:: Given records

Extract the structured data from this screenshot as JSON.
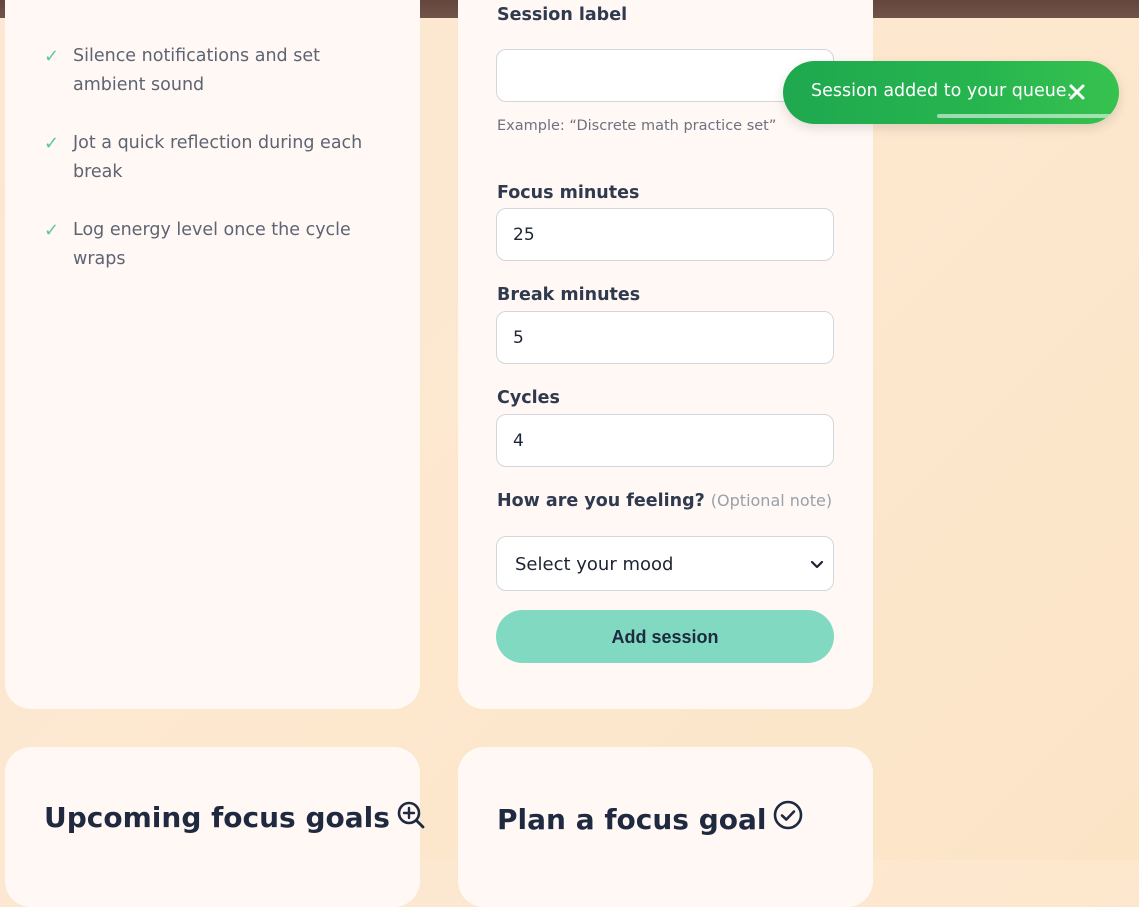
{
  "checklist": {
    "items": [
      {
        "text": "Silence notifications and set ambient sound"
      },
      {
        "text": "Jot a quick reflection during each break"
      },
      {
        "text": "Log energy level once the cycle wraps"
      }
    ]
  },
  "form": {
    "session_label": {
      "label": "Session label",
      "value": "",
      "hint": "Example: “Discrete math practice set”"
    },
    "focus_minutes": {
      "label": "Focus minutes",
      "value": "25"
    },
    "break_minutes": {
      "label": "Break minutes",
      "value": "5"
    },
    "cycles": {
      "label": "Cycles",
      "value": "4"
    },
    "mood": {
      "label": "How are you feeling?",
      "optional": "(Optional note)",
      "selected": "Select your mood"
    },
    "submit_label": "Add session"
  },
  "sections": {
    "upcoming_goals_title": "Upcoming focus goals",
    "plan_goal_title": "Plan a focus goal"
  },
  "toast": {
    "message": "Session added to your queue.",
    "progress": 0.52
  },
  "colors": {
    "accent": "#80d9c0",
    "check": "#57c9a2",
    "toast": "#27b54f",
    "card": "#fff8f5"
  }
}
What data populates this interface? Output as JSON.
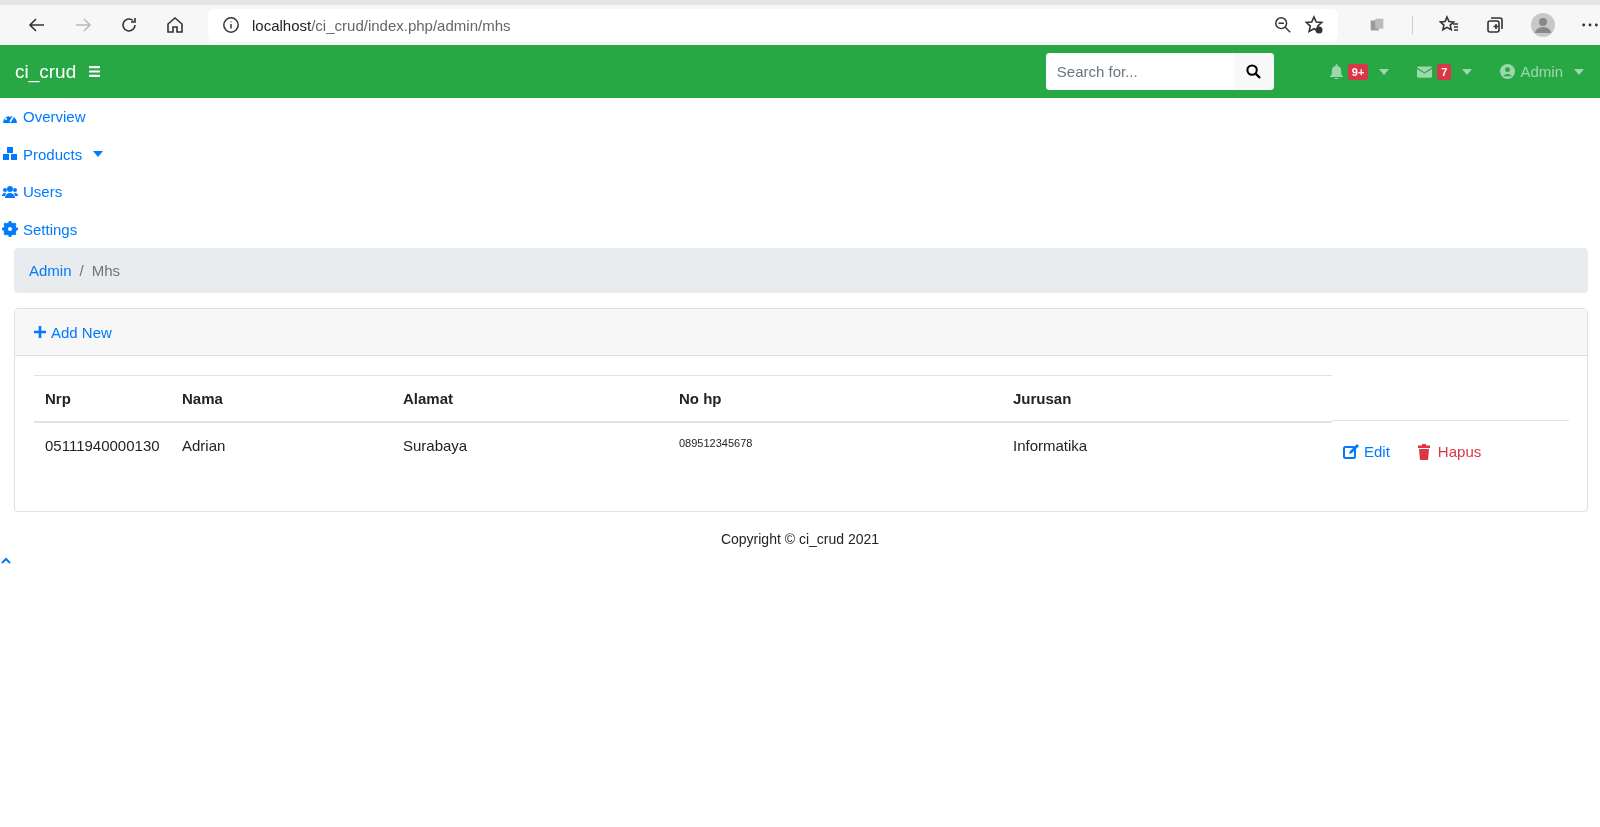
{
  "browser": {
    "url_host": "localhost",
    "url_path": "/ci_crud/index.php/admin/mhs"
  },
  "navbar": {
    "brand": "ci_crud",
    "search": {
      "placeholder": "Search for..."
    },
    "alerts_badge": "9+",
    "messages_badge": "7",
    "user": "Admin"
  },
  "sidebar": {
    "items": [
      {
        "label": "Overview",
        "dropdown": false
      },
      {
        "label": "Products",
        "dropdown": true
      },
      {
        "label": "Users",
        "dropdown": false
      },
      {
        "label": "Settings",
        "dropdown": false
      }
    ]
  },
  "breadcrumb": {
    "separator": "/",
    "items": [
      {
        "label": "Admin",
        "active": false
      },
      {
        "label": "Mhs",
        "active": true
      }
    ]
  },
  "card": {
    "add_button": "Add New",
    "table": {
      "columns": [
        "Nrp",
        "Nama",
        "Alamat",
        "No hp",
        "Jurusan"
      ],
      "rows": [
        {
          "cells": [
            "05111940000130",
            "Adrian",
            "Surabaya",
            "089512345678",
            "Informatika"
          ],
          "actions": [
            {
              "kind": "edit",
              "label": "Edit"
            },
            {
              "kind": "delete",
              "label": "Hapus"
            }
          ]
        }
      ]
    }
  },
  "footer": "Copyright © ci_crud 2021"
}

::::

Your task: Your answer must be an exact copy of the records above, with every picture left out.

Expected answer:
Extract the structured data from this screenshot as JSON.
{
  "checklist": {
    "items": [
      {
        "text": "Silence notifications and set ambient sound"
      },
      {
        "text": "Jot a quick reflection during each break"
      },
      {
        "text": "Log energy level once the cycle wraps"
      }
    ]
  },
  "form": {
    "session_label": {
      "label": "Session label",
      "value": "",
      "hint": "Example: “Discrete math practice set”"
    },
    "focus_minutes": {
      "label": "Focus minutes",
      "value": "25"
    },
    "break_minutes": {
      "label": "Break minutes",
      "value": "5"
    },
    "cycles": {
      "label": "Cycles",
      "value": "4"
    },
    "mood": {
      "label": "How are you feeling?",
      "optional": "(Optional note)",
      "selected": "Select your mood"
    },
    "submit_label": "Add session"
  },
  "sections": {
    "upcoming_goals_title": "Upcoming focus goals",
    "plan_goal_title": "Plan a focus goal"
  },
  "toast": {
    "message": "Session added to your queue.",
    "progress": 0.52
  },
  "colors": {
    "accent": "#80d9c0",
    "check": "#57c9a2",
    "toast": "#27b54f",
    "card": "#fff8f5"
  }
}
What data populates this interface? Output as JSON.
{
  "browser": {
    "url_host": "localhost",
    "url_path": "/ci_crud/index.php/admin/mhs"
  },
  "navbar": {
    "brand": "ci_crud",
    "search": {
      "placeholder": "Search for..."
    },
    "alerts_badge": "9+",
    "messages_badge": "7",
    "user": "Admin"
  },
  "sidebar": {
    "items": [
      {
        "label": "Overview",
        "dropdown": false
      },
      {
        "label": "Products",
        "dropdown": true
      },
      {
        "label": "Users",
        "dropdown": false
      },
      {
        "label": "Settings",
        "dropdown": false
      }
    ]
  },
  "breadcrumb": {
    "separator": "/",
    "items": [
      {
        "label": "Admin",
        "active": false
      },
      {
        "label": "Mhs",
        "active": true
      }
    ]
  },
  "card": {
    "add_button": "Add New",
    "table": {
      "columns": [
        "Nrp",
        "Nama",
        "Alamat",
        "No hp",
        "Jurusan"
      ],
      "rows": [
        {
          "cells": [
            "05111940000130",
            "Adrian",
            "Surabaya",
            "089512345678",
            "Informatika"
          ],
          "actions": [
            {
              "kind": "edit",
              "label": "Edit"
            },
            {
              "kind": "delete",
              "label": "Hapus"
            }
          ]
        }
      ]
    }
  },
  "footer": "Copyright © ci_crud 2021"
}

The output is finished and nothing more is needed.